Trees

Description
Trees are woody plants that typically have a single trunk. They can range in size from a couple of meters to forest giants. Deciduous trees typically lose their foliage in winter whereas evergreens hold their foliage year round. Some are grown for their colourful flowers or foliage while others have interesting bark, seed capsules or fruit. 

Tree selection is critical. Poor choices can lead to very expensive damage or tree removal. Look around your neighbourhood (or here at the Auckland Botanic Gardens) for trees to check their mature size and any problems they might present.

Uses
Trees provide shade, structure and form in a garden and habitat for numerous birds, bugs and other wildlife. They can be grown as single specimens in lawns or incorporated into mixed plantings. When selecting trees for smaller gardens, take care to choose those that will not grow too large or cause other problems.

Visit our Urban Trees garden to see some great examples. 

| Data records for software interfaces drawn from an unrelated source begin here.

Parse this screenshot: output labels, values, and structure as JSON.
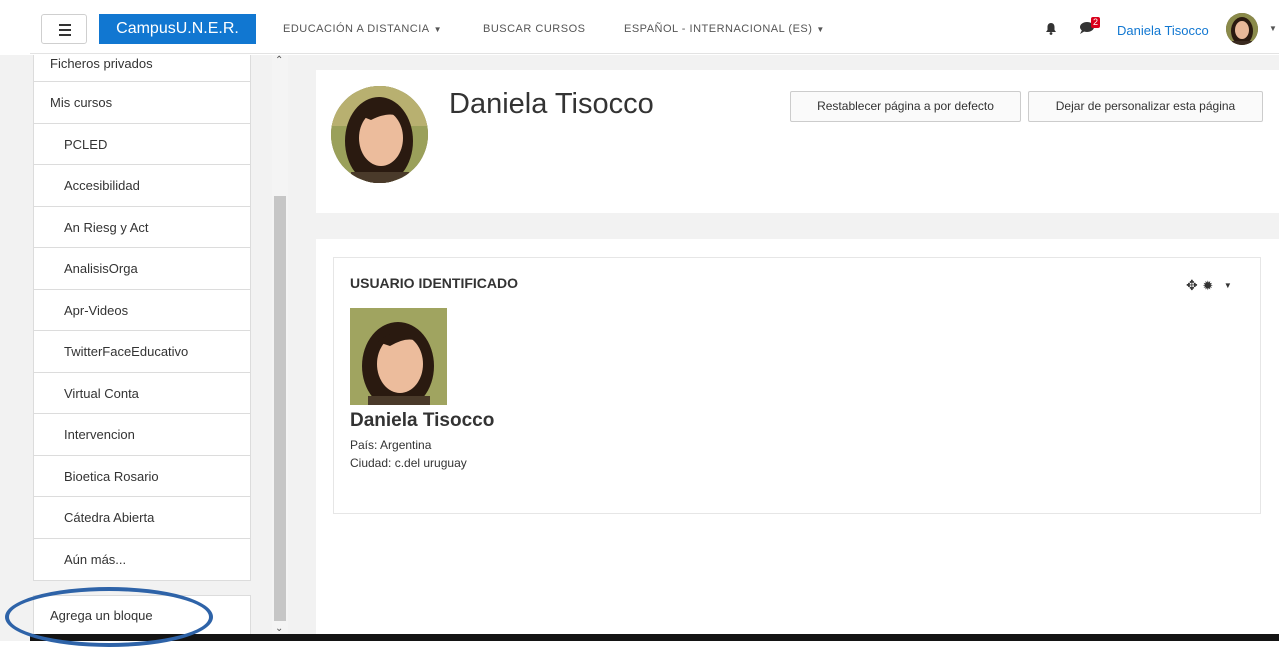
{
  "navbar": {
    "brand": "CampusU.N.E.R.",
    "links": [
      {
        "label": "EDUCACIÓN A DISTANCIA",
        "has_caret": true
      },
      {
        "label": "BUSCAR CURSOS",
        "has_caret": false
      },
      {
        "label": "ESPAÑOL - INTERNACIONAL (ES)",
        "has_caret": true
      }
    ],
    "notification_icon": "bell-icon",
    "messages_icon": "chat-bubble-icon",
    "message_badge": "2",
    "user_name": "Daniela Tisocco",
    "accent_color": "#1177d1"
  },
  "drawer": {
    "items": [
      {
        "label": "Ficheros privados"
      },
      {
        "label": "Mis cursos"
      },
      {
        "label": "PCLED"
      },
      {
        "label": "Accesibilidad"
      },
      {
        "label": "An Riesg y Act"
      },
      {
        "label": "AnalisisOrga"
      },
      {
        "label": "Apr-Videos"
      },
      {
        "label": "TwitterFaceEducativo"
      },
      {
        "label": "Virtual Conta"
      },
      {
        "label": "Intervencion"
      },
      {
        "label": "Bioetica Rosario"
      },
      {
        "label": "Cátedra Abierta"
      },
      {
        "label": "Aún más..."
      }
    ],
    "add_block": "Agrega un bloque"
  },
  "header": {
    "title": "Daniela Tisocco",
    "reset_button": "Restablecer página a por defecto",
    "stop_customising_button": "Dejar de personalizar esta página"
  },
  "block": {
    "title": "USUARIO IDENTIFICADO",
    "move_icon": "move-icon",
    "settings_icon": "gear-icon",
    "name": "Daniela Tisocco",
    "country": "País: Argentina",
    "city": "Ciudad: c.del uruguay"
  },
  "colors": {
    "annotation": "#2e63a8",
    "badge": "#d9001b"
  }
}
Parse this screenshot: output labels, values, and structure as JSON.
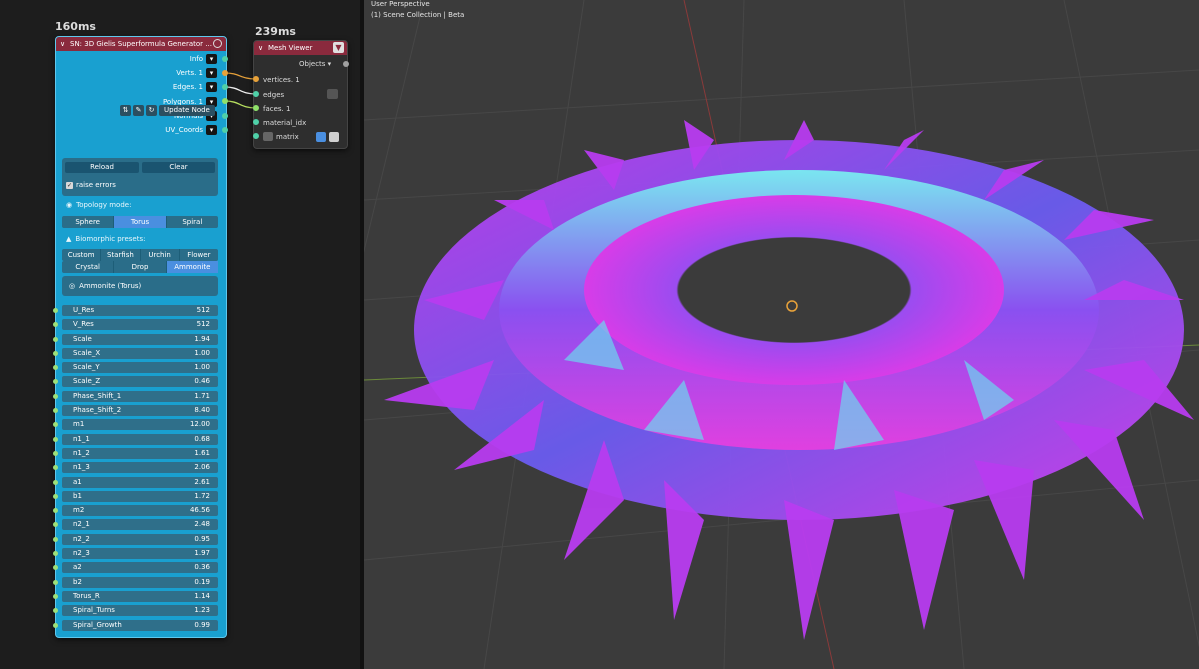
{
  "node_editor": {
    "timing_left": "160ms",
    "timing_right": "239ms",
    "sn_node": {
      "title": "SN: 3D Gielis Superformula Generator ...",
      "outputs": [
        {
          "label": "Info"
        },
        {
          "label": "Verts. 1"
        },
        {
          "label": "Edges. 1"
        },
        {
          "label": "Polygons. 1"
        },
        {
          "label": "Normals"
        },
        {
          "label": "UV_Coords"
        }
      ],
      "update_label": "Update Node",
      "reload_label": "Reload",
      "clear_label": "Clear",
      "raise_errors_label": "raise errors",
      "topology_label": "Topology mode:",
      "topology_options": [
        "Sphere",
        "Torus",
        "Spiral"
      ],
      "topology_selected": "Torus",
      "presets_label": "Biomorphic presets:",
      "presets_row1": [
        "Custom",
        "Starfish",
        "Urchin",
        "Flower"
      ],
      "presets_row2": [
        "Crystal",
        "Drop",
        "Ammonite"
      ],
      "preset_selected": "Ammonite",
      "current_preset": "Ammonite (Torus)",
      "params": [
        {
          "name": "U_Res",
          "value": "512"
        },
        {
          "name": "V_Res",
          "value": "512"
        },
        {
          "name": "Scale",
          "value": "1.94"
        },
        {
          "name": "Scale_X",
          "value": "1.00"
        },
        {
          "name": "Scale_Y",
          "value": "1.00"
        },
        {
          "name": "Scale_Z",
          "value": "0.46"
        },
        {
          "name": "Phase_Shift_1",
          "value": "1.71"
        },
        {
          "name": "Phase_Shift_2",
          "value": "8.40"
        },
        {
          "name": "m1",
          "value": "12.00"
        },
        {
          "name": "n1_1",
          "value": "0.68"
        },
        {
          "name": "n1_2",
          "value": "1.61"
        },
        {
          "name": "n1_3",
          "value": "2.06"
        },
        {
          "name": "a1",
          "value": "2.61"
        },
        {
          "name": "b1",
          "value": "1.72"
        },
        {
          "name": "m2",
          "value": "46.56"
        },
        {
          "name": "n2_1",
          "value": "2.48"
        },
        {
          "name": "n2_2",
          "value": "0.95"
        },
        {
          "name": "n2_3",
          "value": "1.97"
        },
        {
          "name": "a2",
          "value": "0.36"
        },
        {
          "name": "b2",
          "value": "0.19"
        },
        {
          "name": "Torus_R",
          "value": "1.14"
        },
        {
          "name": "Spiral_Turns",
          "value": "1.23"
        },
        {
          "name": "Spiral_Growth",
          "value": "0.99"
        }
      ]
    },
    "mesh_viewer": {
      "title": "Mesh Viewer",
      "objects_label": "Objects",
      "inputs": [
        "vertices. 1",
        "edges",
        "faces. 1",
        "material_idx",
        "matrix"
      ]
    }
  },
  "viewport": {
    "view_name": "User Perspective",
    "collection": "(1) Scene Collection | Beta"
  },
  "colors": {
    "node_teal": "#19a0d0",
    "header_red": "#8a2a3d",
    "selected_blue": "#4a8fe0",
    "mesh_magenta": "#d63cf0",
    "mesh_cyan": "#6ad8f0"
  }
}
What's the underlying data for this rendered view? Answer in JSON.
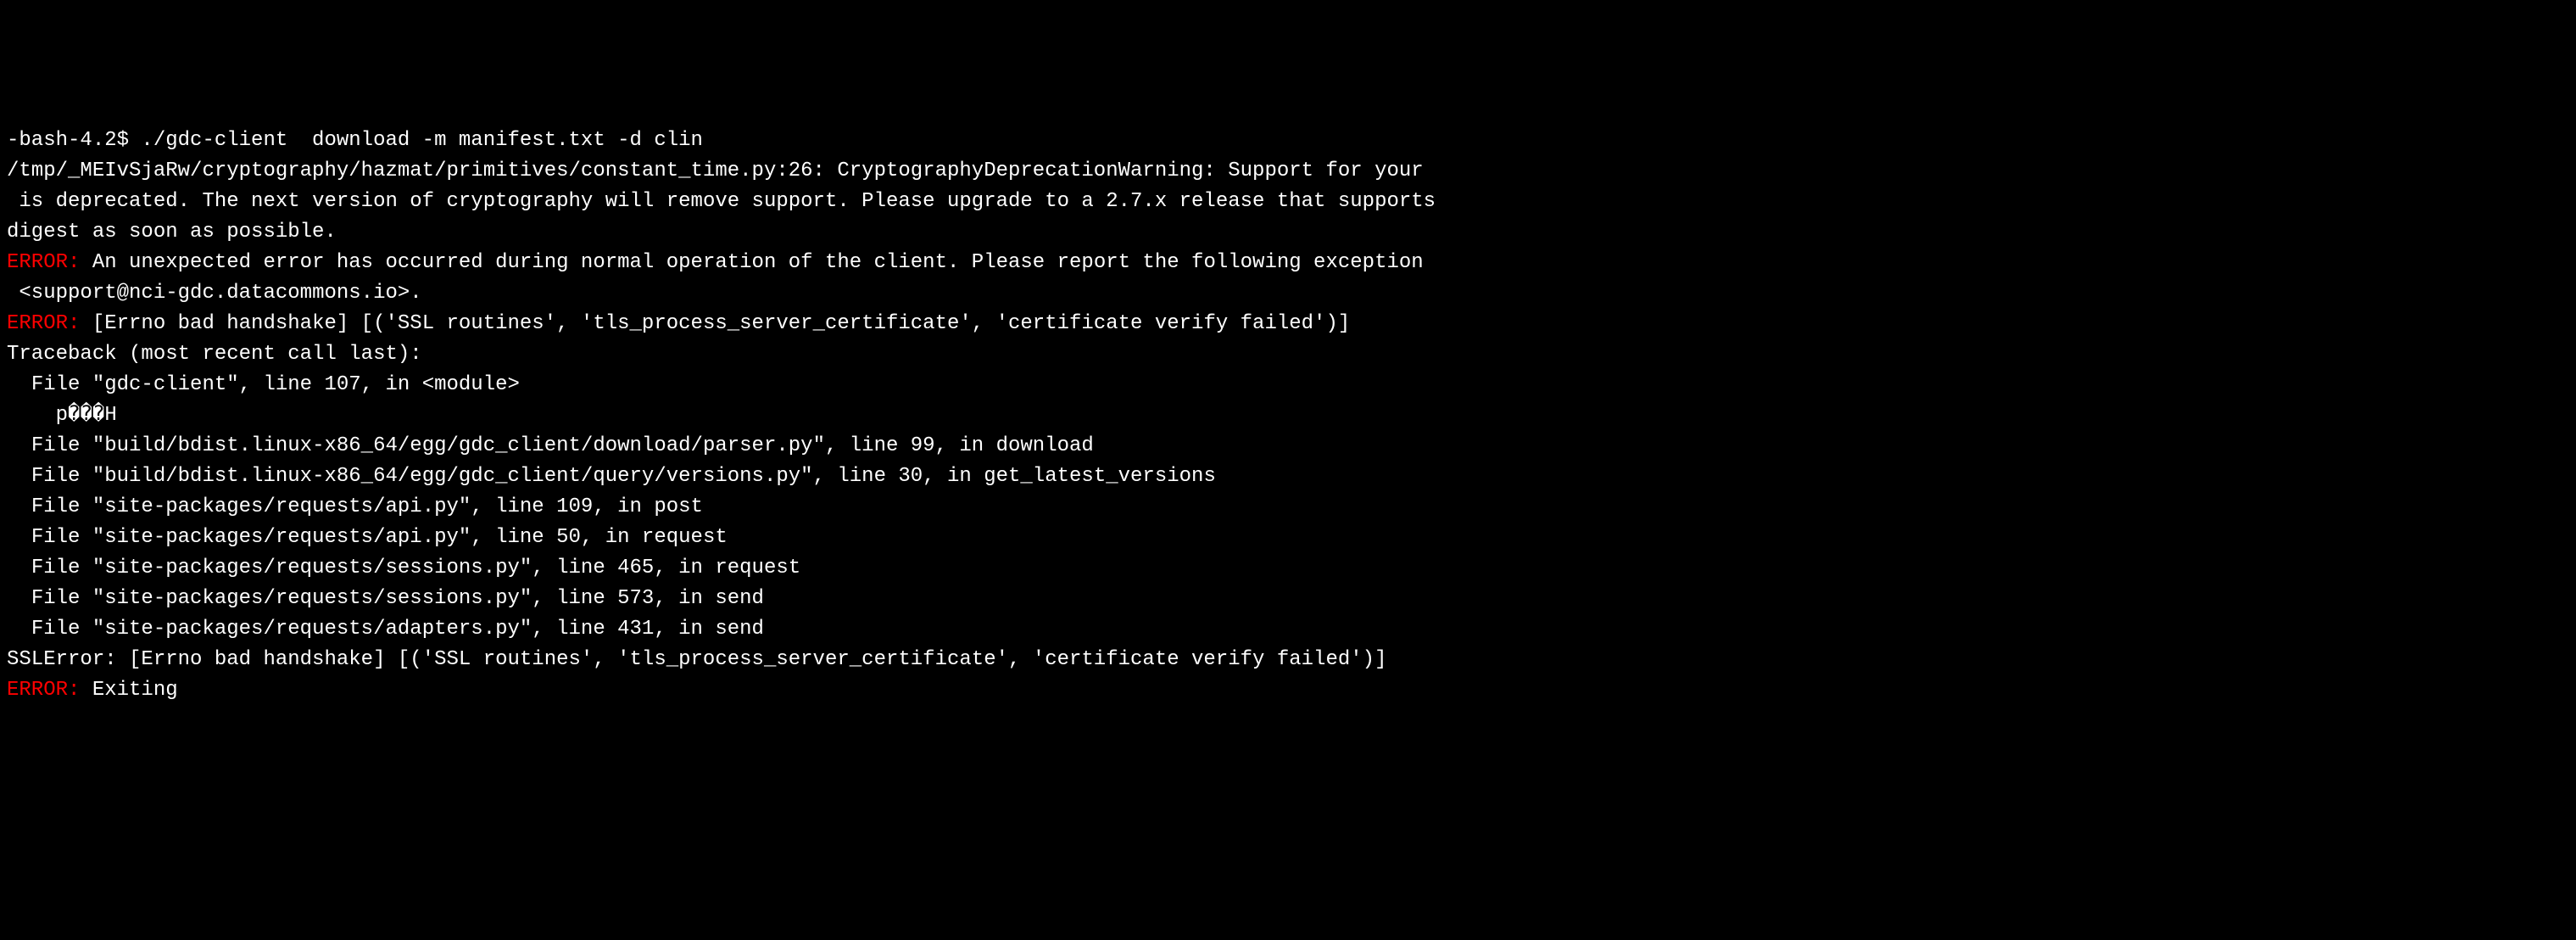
{
  "terminal": {
    "lines": [
      {
        "segments": [
          {
            "text": "-bash-4.2$ ./gdc-client  download -m manifest.txt -d clin",
            "class": "normal"
          }
        ]
      },
      {
        "segments": [
          {
            "text": "/tmp/_MEIvSjaRw/cryptography/hazmat/primitives/constant_time.py:26: CryptographyDeprecationWarning: Support for your",
            "class": "normal"
          }
        ]
      },
      {
        "segments": [
          {
            "text": " is deprecated. The next version of cryptography will remove support. Please upgrade to a 2.7.x release that supports",
            "class": "normal"
          }
        ]
      },
      {
        "segments": [
          {
            "text": "digest as soon as possible.",
            "class": "normal"
          }
        ]
      },
      {
        "segments": [
          {
            "text": "ERROR:",
            "class": "error-label"
          },
          {
            "text": " An unexpected error has occurred during normal operation of the client. Please report the following exception",
            "class": "normal"
          }
        ]
      },
      {
        "segments": [
          {
            "text": " <support@nci-gdc.datacommons.io>.",
            "class": "normal"
          }
        ]
      },
      {
        "segments": [
          {
            "text": "ERROR:",
            "class": "error-label"
          },
          {
            "text": " [Errno bad handshake] [('SSL routines', 'tls_process_server_certificate', 'certificate verify failed')]",
            "class": "normal"
          }
        ]
      },
      {
        "segments": [
          {
            "text": "Traceback (most recent call last):",
            "class": "normal"
          }
        ]
      },
      {
        "segments": [
          {
            "text": "  File \"gdc-client\", line 107, in <module>",
            "class": "normal"
          }
        ]
      },
      {
        "segments": [
          {
            "text": "    p���H",
            "class": "normal"
          }
        ]
      },
      {
        "segments": [
          {
            "text": "  File \"build/bdist.linux-x86_64/egg/gdc_client/download/parser.py\", line 99, in download",
            "class": "normal"
          }
        ]
      },
      {
        "segments": [
          {
            "text": "  File \"build/bdist.linux-x86_64/egg/gdc_client/query/versions.py\", line 30, in get_latest_versions",
            "class": "normal"
          }
        ]
      },
      {
        "segments": [
          {
            "text": "  File \"site-packages/requests/api.py\", line 109, in post",
            "class": "normal"
          }
        ]
      },
      {
        "segments": [
          {
            "text": "  File \"site-packages/requests/api.py\", line 50, in request",
            "class": "normal"
          }
        ]
      },
      {
        "segments": [
          {
            "text": "  File \"site-packages/requests/sessions.py\", line 465, in request",
            "class": "normal"
          }
        ]
      },
      {
        "segments": [
          {
            "text": "  File \"site-packages/requests/sessions.py\", line 573, in send",
            "class": "normal"
          }
        ]
      },
      {
        "segments": [
          {
            "text": "  File \"site-packages/requests/adapters.py\", line 431, in send",
            "class": "normal"
          }
        ]
      },
      {
        "segments": [
          {
            "text": "SSLError: [Errno bad handshake] [('SSL routines', 'tls_process_server_certificate', 'certificate verify failed')]",
            "class": "normal"
          }
        ]
      },
      {
        "segments": [
          {
            "text": "ERROR:",
            "class": "error-label"
          },
          {
            "text": " Exiting",
            "class": "normal"
          }
        ]
      }
    ]
  }
}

What to grow
There are many tree species to choose from both tall and short. Visit our 'Plants for Auckland' database for the most suitable trees to grow in Auckland. 

Or download our Specimen Trees brochure.

How to plant

  • Trees are best planted in autumn when the soil is still warm, but rain is plentiful.
  • Always plant at the same depth as they are in the container.
  • Select your site carefully as once trees become large you are best not to move them.
  • In heavy soils, add compost prior to planting.
  • Apply a balanced fertiliser at planting and water in, then add a layer of mulch to help retain moisture and suppress weeds.
  • Taller trees are best staked when planted to stop the wind from damaging them or snapping them off.

How to grow

  • Most trees (other than fruit trees) require little pruning other than formative pruning as they grow. Although as trees mature they may require pruning to keep them in check and remain safe.
  • An annual application of a balanced fertiliser in autumn or spring is beneficial along with mulching around the base.

Top image: Pompom tree Dais continifolia